River rocks and drift wood, made smooth by constant washing
I shed some tears today during the Ash Wednesday service at a local church. These were not tears of repentance for sin (although I could shed tears concerning my sins). These were tears of joy for community.
Almost three years ago the congregation at East Rochester United Methodist Church (New York State), dived off the deep end to become an inclusive congregation. They put mission ahead of margin and invited a local human services organization (Heritage Christian Services) to share their building. The organization serves, among others, people with intellectual and developmental disabilities. The East Rochester church opened their doors to become a day habilitation site for a handful of people who volunteer in the community and use disability services.
Since the doors opened the two groups have sought to become one community. They built bridges of communication, accepted diversity, overcame stereotypes and asked deep questions. The church people invited their new tenants to join their midweek Bible study and potluck luncheons. The new tenants invited the church people to volunteer with them as they made bread for communion and sorted clothing donations for charity. They celebrate holidays together, and (as Methodists are prone to doing) they often share a dish-to-pass meal. There have been some bumps along the way, but they believe that the relationships are worth the effort to overcome the bumps.
The pastor at East Rochester UMC has been diligent about including me in worship planning for the holiday services and events that include both groups of people. When we began our planning of an Ash Wednesday service I made the suggestion that we create a service that would be universally accessible and participated in by all of the attendees. Pastor Todd Goddard did not have to think twice about working together to create a non-traditional service for this traditional Christian observance of the beginning of the Lent season.
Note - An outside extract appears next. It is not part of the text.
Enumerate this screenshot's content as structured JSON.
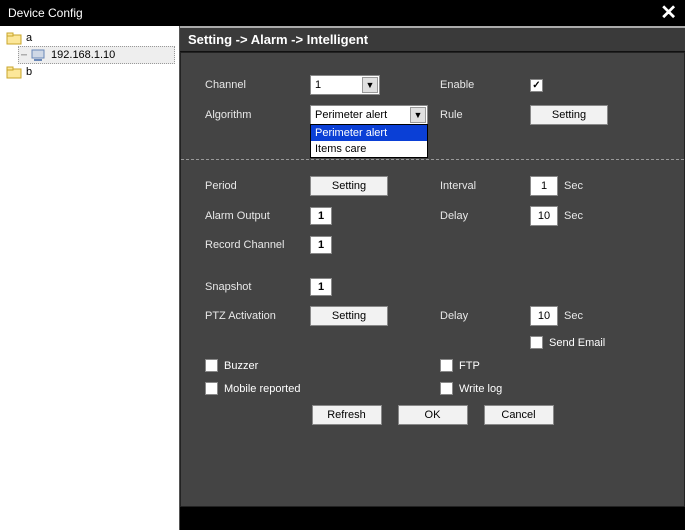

The service began with a prayer in unison and the singing of “Have Thine Own Way Lord.” After the song we introduced the four interactive stations that we created in the sanctuary and narthex. The four stations ran simultaneously and the worshippers had as much time as they needed to prayerfully participate in each station. Rocks represent disciplines to commit to practicing; strips of cloth serve as reminders of the work that Christ did for each of us; woven ribbons express love for God and neighbor; and, ashes represent God’s love for us with the ancient words, “Ashes to ashes, dust to dust.”
Here is where my Ash Wednesday tears happened. I watched as these two formerly separate groups of people worshiped as one. They assisted each other, prayed together and loved as one. Where there had been fear their was love. Where there had been distance there was acceptance. Names were spoken. Hugs were given. Ashes were received.
One devout man stood in the center of the sanctuary, gazed heavenward and repeated, “I love you God, praise you God” as the other worshippers silently bowed their heads at the simplicity of his expression of love.
Our Lenten discipline- community. Being the beloved community.